PROBLEM STATEMENT:
How many lines of the material below contain the string "WISSEN"? Answer with the number and nothing else.
Top of GIVEN ENTRIES
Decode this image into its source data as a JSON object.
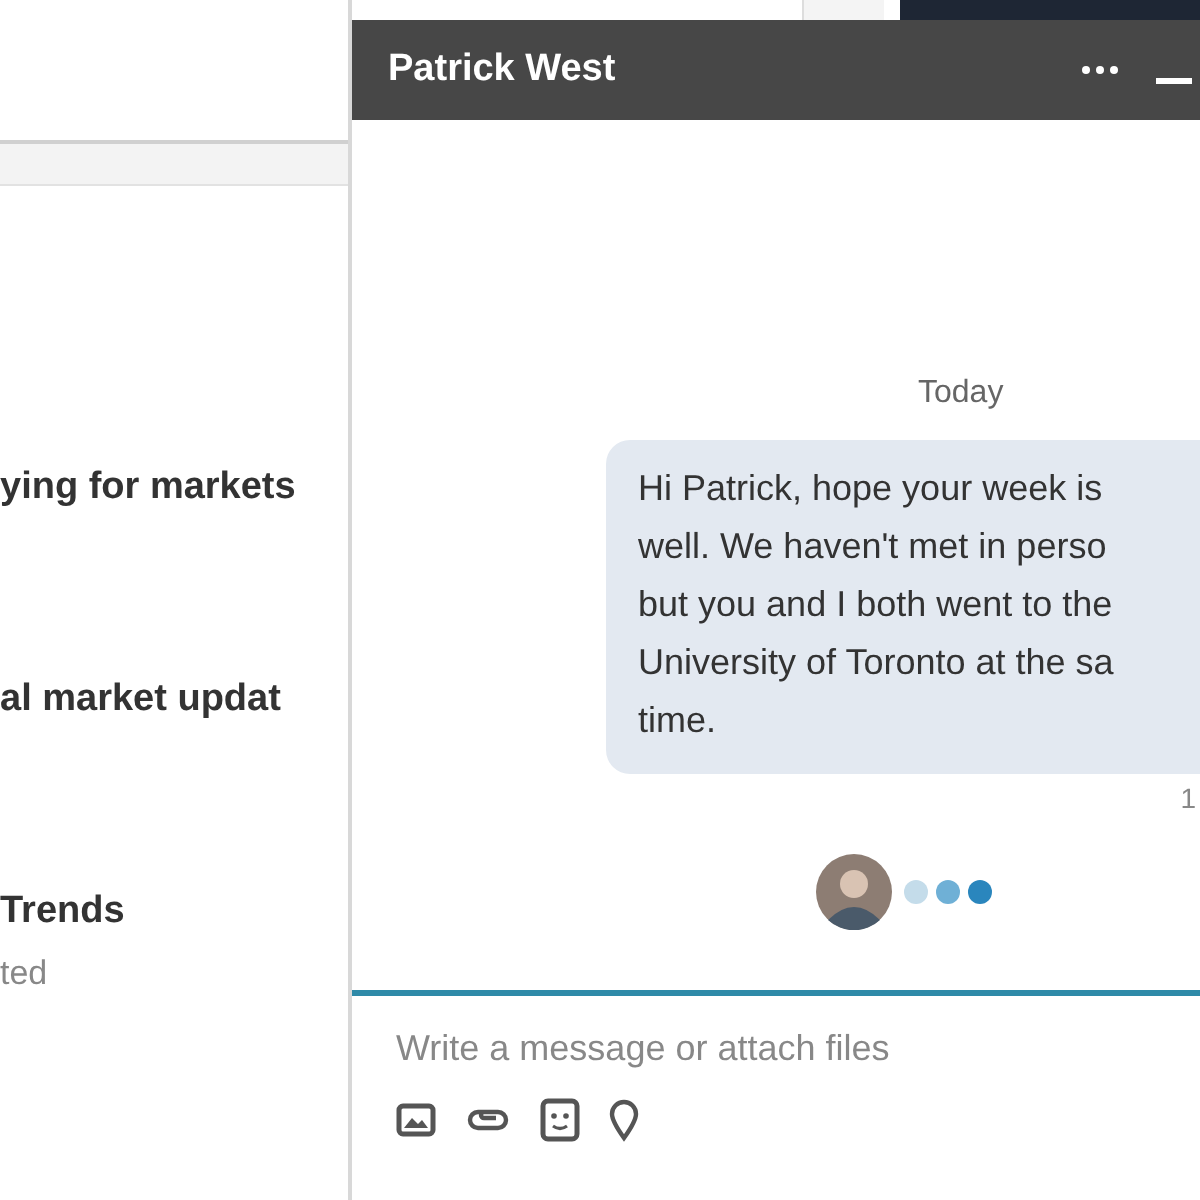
{
  "feed": {
    "items": [
      {
        "title": "ying for markets"
      },
      {
        "title": "al market updat"
      },
      {
        "title": "Trends",
        "subtitle": "ted"
      }
    ]
  },
  "chat": {
    "title": "Patrick West",
    "date_divider": "Today",
    "messages": [
      {
        "lines": [
          "Hi Patrick, hope your week is",
          "well. We haven't met in perso",
          "but you and I both went to the",
          "University of Toronto at the sa",
          "time."
        ],
        "time": "1"
      }
    ],
    "typing": true,
    "composer": {
      "placeholder": "Write a message or attach files"
    }
  }
}
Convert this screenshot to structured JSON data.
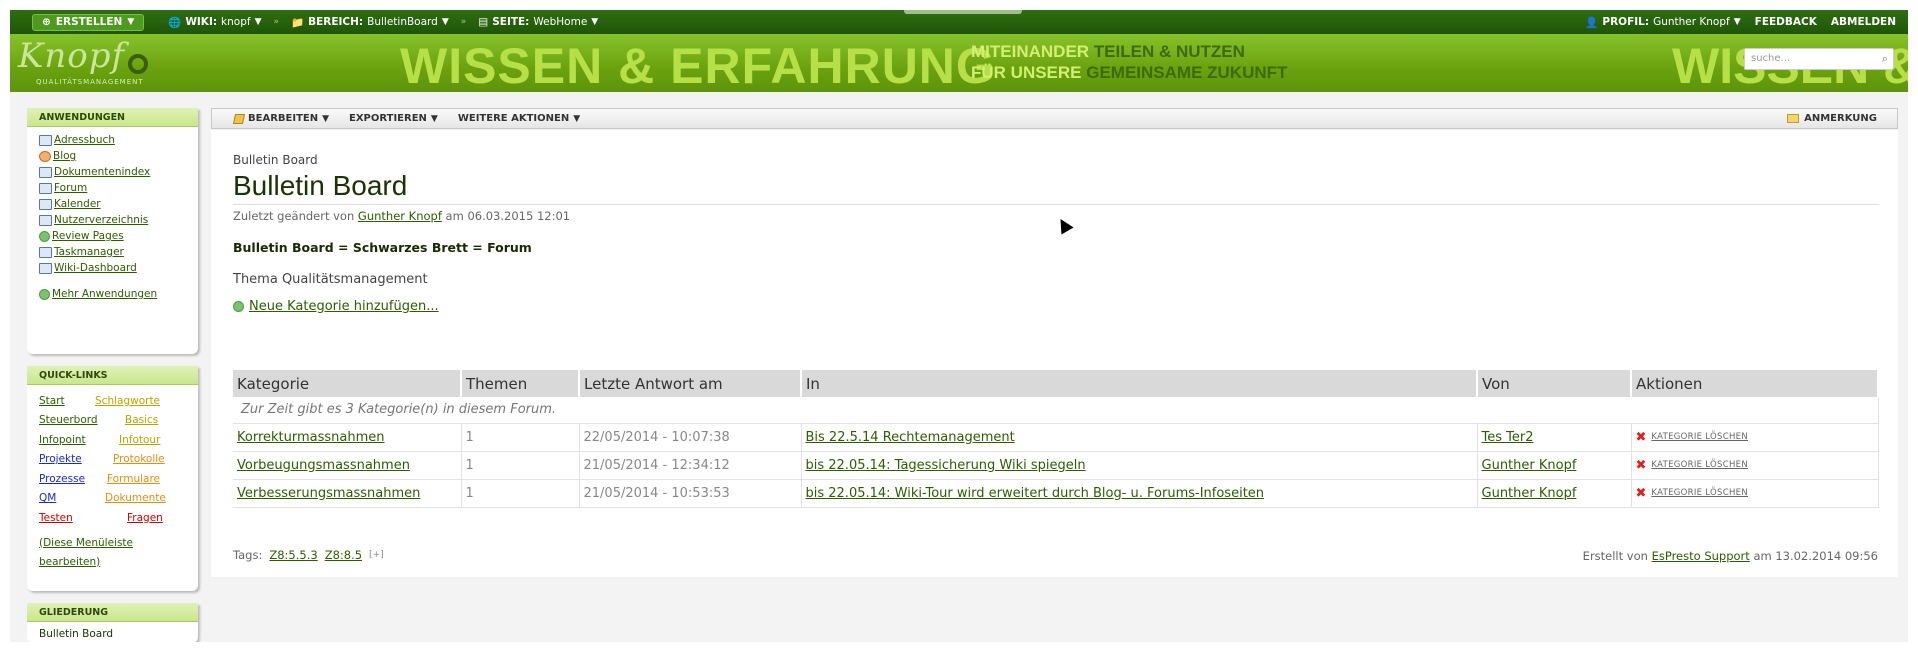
{
  "topbar": {
    "create": "ERSTELLEN",
    "wiki_label": "WIKI:",
    "wiki_value": "knopf",
    "area_label": "BEREICH:",
    "area_value": "BulletinBoard",
    "page_label": "SEITE:",
    "page_value": "WebHome",
    "profile_label": "PROFIL:",
    "profile_value": "Gunther Knopf",
    "feedback": "FEEDBACK",
    "logout": "ABMELDEN"
  },
  "banner": {
    "logo_word": "Knopf",
    "logo_sub": "QUALITÄTSMANAGEMENT",
    "slogan": "WISSEN & ERFAHRUNG",
    "line1_a": "MITEINANDER",
    "line1_b": "TEILEN & NUTZEN",
    "line2_a": "FÜR UNSERE",
    "line2_b": "GEMEINSAME ZUKUNFT",
    "slogan_repeat": "WISSEN &",
    "search_placeholder": "suche..."
  },
  "sidebar": {
    "apps_title": "ANWENDUNGEN",
    "apps": [
      {
        "label": "Adressbuch",
        "icon": "address-book-icon"
      },
      {
        "label": "Blog",
        "icon": "blog-icon"
      },
      {
        "label": "Dokumentenindex",
        "icon": "document-index-icon"
      },
      {
        "label": "Forum",
        "icon": "forum-icon"
      },
      {
        "label": "Kalender",
        "icon": "calendar-icon"
      },
      {
        "label": "Nutzerverzeichnis",
        "icon": "users-icon"
      },
      {
        "label": "Review Pages",
        "icon": "review-icon"
      },
      {
        "label": "Taskmanager",
        "icon": "task-icon"
      },
      {
        "label": "Wiki-Dashboard",
        "icon": "dashboard-icon"
      }
    ],
    "more_apps": "Mehr Anwendungen",
    "quick_title": "QUICK-LINKS",
    "quick": [
      {
        "left": "Start",
        "right": "Schlagworte",
        "lc": "green",
        "rc": "yellow"
      },
      {
        "left": "Steuerbord",
        "right": "Basics",
        "lc": "green",
        "rc": "yellow"
      },
      {
        "left": "Infopoint",
        "right": "Infotour",
        "lc": "green",
        "rc": "yellow"
      },
      {
        "left": "Projekte",
        "right": "Protokolle",
        "lc": "blue",
        "rc": "orange"
      },
      {
        "left": "Prozesse",
        "right": "Formulare",
        "lc": "blue",
        "rc": "orange"
      },
      {
        "left": "QM",
        "right": "Dokumente",
        "lc": "blue",
        "rc": "orange"
      },
      {
        "left": "Testen",
        "right": "Fragen",
        "lc": "red",
        "rc": "red"
      }
    ],
    "edit_menu": "(Diese Menüleiste bearbeiten)",
    "outline_title": "GLIEDERUNG",
    "outline_item": "Bulletin Board"
  },
  "toolbar": {
    "edit": "BEARBEITEN",
    "export": "EXPORTIEREN",
    "more": "WEITERE AKTIONEN",
    "comment": "ANMERKUNG"
  },
  "page": {
    "breadcrumb": "Bulletin Board",
    "title": "Bulletin Board",
    "changed_prefix": "Zuletzt geändert von",
    "changed_user": "Gunther Knopf",
    "changed_suffix": "am 06.03.2015 12:01",
    "bold_line": "Bulletin Board = Schwarzes Brett = Forum",
    "thema": "Thema Qualitätsmanagement",
    "new_category": "Neue Kategorie hinzufügen..."
  },
  "table": {
    "headers": [
      "Kategorie",
      "Themen",
      "Letzte Antwort am",
      "In",
      "Von",
      "Aktionen"
    ],
    "info": "Zur Zeit gibt es 3 Kategorie(n) in diesem Forum.",
    "rows": [
      {
        "cat": "Korrekturmassnahmen",
        "count": "1",
        "date": "22/05/2014 - 10:07:38",
        "in": "Bis 22.5.14 Rechtemanagement",
        "by": "Tes Ter2",
        "action": "KATEGORIE LÖSCHEN"
      },
      {
        "cat": "Vorbeugungsmassnahmen",
        "count": "1",
        "date": "21/05/2014 - 12:34:12",
        "in": "bis 22.05.14: Tagessicherung Wiki spiegeln",
        "by": "Gunther Knopf",
        "action": "KATEGORIE LÖSCHEN"
      },
      {
        "cat": "Verbesserungsmassnahmen",
        "count": "1",
        "date": "21/05/2014 - 10:53:53",
        "in": "bis 22.05.14: Wiki-Tour wird erweitert durch Blog- u. Forums-Infoseiten",
        "by": "Gunther Knopf",
        "action": "KATEGORIE LÖSCHEN"
      }
    ]
  },
  "footer": {
    "tags_label": "Tags:",
    "tags": [
      "Z8:5.5.3",
      "Z8:8.5"
    ],
    "tags_add": "[+]",
    "created_prefix": "Erstellt von",
    "created_user": "EsPresto Support",
    "created_suffix": "am 13.02.2014 09:56"
  },
  "colors": {
    "brand_green": "#6aa20f",
    "topbar_green": "#2f6e12",
    "link_green": "#2e5c00"
  }
}
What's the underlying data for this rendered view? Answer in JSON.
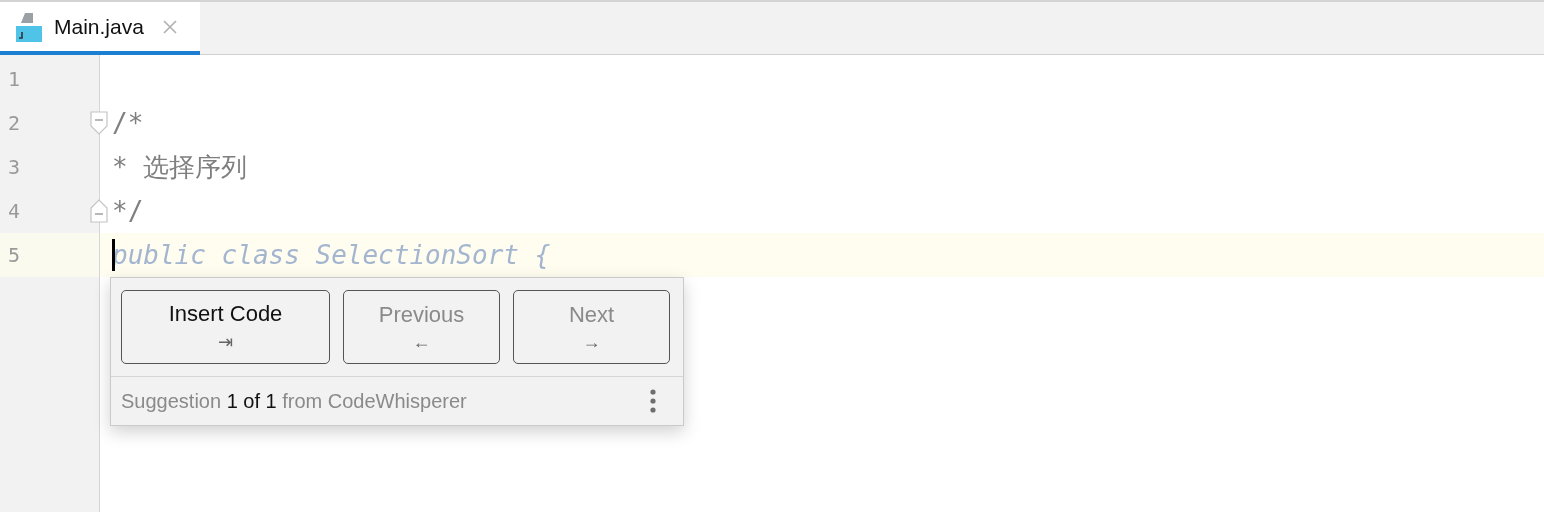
{
  "tabs": [
    {
      "label": "Main.java",
      "selected": true
    }
  ],
  "lines": [
    {
      "number": "1",
      "fold_start": false,
      "fold_end": false,
      "current": false
    },
    {
      "number": "2",
      "text": "/*",
      "kind": "comment",
      "fold_start": true,
      "fold_end": false,
      "current": false
    },
    {
      "number": "3",
      "text": "* 选择序列",
      "kind": "comment",
      "fold_start": false,
      "fold_end": false,
      "current": false
    },
    {
      "number": "4",
      "text": "*/",
      "kind": "comment",
      "fold_start": false,
      "fold_end": true,
      "current": false
    },
    {
      "number": "5",
      "text": "public class SelectionSort {",
      "kind": "suggestion",
      "fold_start": false,
      "fold_end": false,
      "current": true
    }
  ],
  "popup": {
    "buttons": [
      {
        "label": "Insert Code",
        "key": "⇥",
        "disabled": false
      },
      {
        "label": "Previous",
        "key": "←",
        "disabled": true
      },
      {
        "label": "Next",
        "key": "→",
        "disabled": true
      }
    ],
    "status": "Suggestion **1 of 1** from CodeWhisperer"
  }
}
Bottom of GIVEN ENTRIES
RESPONSE TO THIS TASK:
2